■ **Exercise**
Go through the data below and return each line where the string "코딩테스트" appears.

Records for the task START

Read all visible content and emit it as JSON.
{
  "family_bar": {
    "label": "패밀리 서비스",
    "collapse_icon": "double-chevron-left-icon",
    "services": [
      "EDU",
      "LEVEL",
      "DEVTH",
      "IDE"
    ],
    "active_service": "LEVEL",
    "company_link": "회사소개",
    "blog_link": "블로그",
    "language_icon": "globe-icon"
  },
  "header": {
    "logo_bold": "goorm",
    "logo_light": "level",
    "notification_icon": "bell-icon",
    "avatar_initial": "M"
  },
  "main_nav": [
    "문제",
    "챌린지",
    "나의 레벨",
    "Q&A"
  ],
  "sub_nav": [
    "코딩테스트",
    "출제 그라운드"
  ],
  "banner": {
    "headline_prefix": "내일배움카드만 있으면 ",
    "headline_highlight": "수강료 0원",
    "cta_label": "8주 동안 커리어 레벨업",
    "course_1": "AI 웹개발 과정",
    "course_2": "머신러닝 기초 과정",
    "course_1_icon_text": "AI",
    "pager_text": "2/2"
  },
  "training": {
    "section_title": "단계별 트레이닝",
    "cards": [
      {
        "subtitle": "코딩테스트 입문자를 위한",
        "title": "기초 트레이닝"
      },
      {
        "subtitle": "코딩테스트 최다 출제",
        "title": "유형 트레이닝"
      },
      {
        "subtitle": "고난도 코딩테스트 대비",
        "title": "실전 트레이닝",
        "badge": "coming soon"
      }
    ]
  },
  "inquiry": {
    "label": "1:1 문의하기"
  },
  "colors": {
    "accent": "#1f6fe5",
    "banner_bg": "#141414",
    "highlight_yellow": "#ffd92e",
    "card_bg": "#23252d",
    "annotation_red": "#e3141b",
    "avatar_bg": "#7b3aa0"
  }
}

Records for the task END
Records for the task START

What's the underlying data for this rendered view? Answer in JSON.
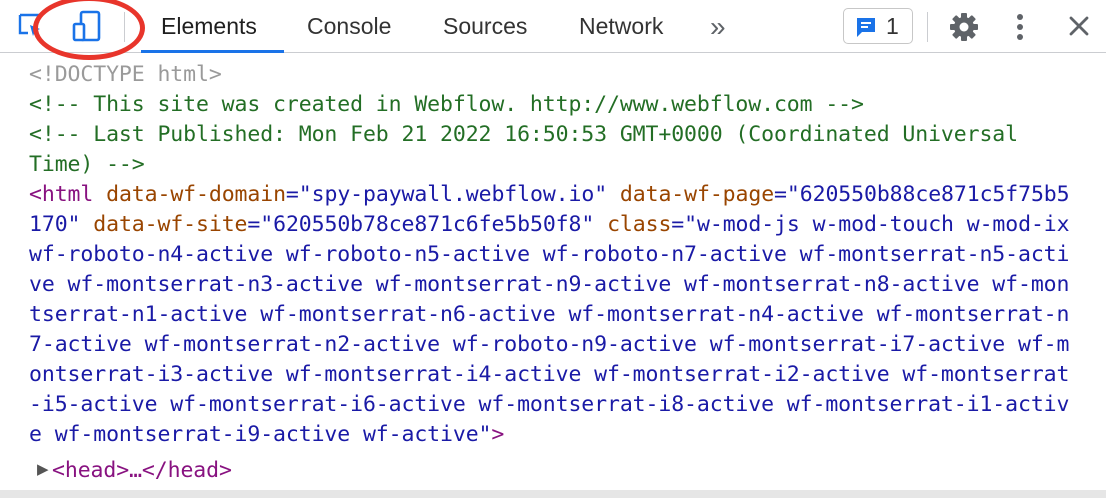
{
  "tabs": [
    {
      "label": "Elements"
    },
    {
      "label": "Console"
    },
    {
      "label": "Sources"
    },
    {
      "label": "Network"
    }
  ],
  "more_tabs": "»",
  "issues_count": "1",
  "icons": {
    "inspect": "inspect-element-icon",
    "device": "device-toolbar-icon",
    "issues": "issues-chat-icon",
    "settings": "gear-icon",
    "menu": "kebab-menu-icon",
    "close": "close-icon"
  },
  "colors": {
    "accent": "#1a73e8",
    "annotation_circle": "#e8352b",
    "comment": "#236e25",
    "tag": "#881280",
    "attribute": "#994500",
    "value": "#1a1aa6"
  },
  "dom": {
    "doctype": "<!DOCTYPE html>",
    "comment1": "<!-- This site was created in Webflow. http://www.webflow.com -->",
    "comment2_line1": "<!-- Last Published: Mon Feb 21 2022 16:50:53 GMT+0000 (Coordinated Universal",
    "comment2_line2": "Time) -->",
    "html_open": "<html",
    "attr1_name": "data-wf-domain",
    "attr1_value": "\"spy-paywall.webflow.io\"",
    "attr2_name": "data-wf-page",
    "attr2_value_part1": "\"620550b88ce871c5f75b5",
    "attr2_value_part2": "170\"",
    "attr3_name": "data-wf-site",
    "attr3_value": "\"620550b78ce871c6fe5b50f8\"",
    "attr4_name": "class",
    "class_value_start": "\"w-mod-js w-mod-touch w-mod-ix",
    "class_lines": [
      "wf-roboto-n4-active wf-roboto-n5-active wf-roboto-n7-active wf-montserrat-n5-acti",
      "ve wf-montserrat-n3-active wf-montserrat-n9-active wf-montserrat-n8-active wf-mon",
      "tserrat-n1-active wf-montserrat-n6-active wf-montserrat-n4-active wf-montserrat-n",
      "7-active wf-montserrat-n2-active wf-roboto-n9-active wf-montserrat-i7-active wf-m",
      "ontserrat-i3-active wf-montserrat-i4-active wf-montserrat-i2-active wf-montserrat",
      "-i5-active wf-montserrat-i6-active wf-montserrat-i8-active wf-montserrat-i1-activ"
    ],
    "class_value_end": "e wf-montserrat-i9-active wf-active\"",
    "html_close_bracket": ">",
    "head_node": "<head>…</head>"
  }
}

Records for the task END

■ **The completed task**
    "코딩테스트",
        "subtitle": "코딩테스트 입문자를 위한",
        "subtitle": "코딩테스트 최다 출제",
        "subtitle": "고난도 코딩테스트 대비",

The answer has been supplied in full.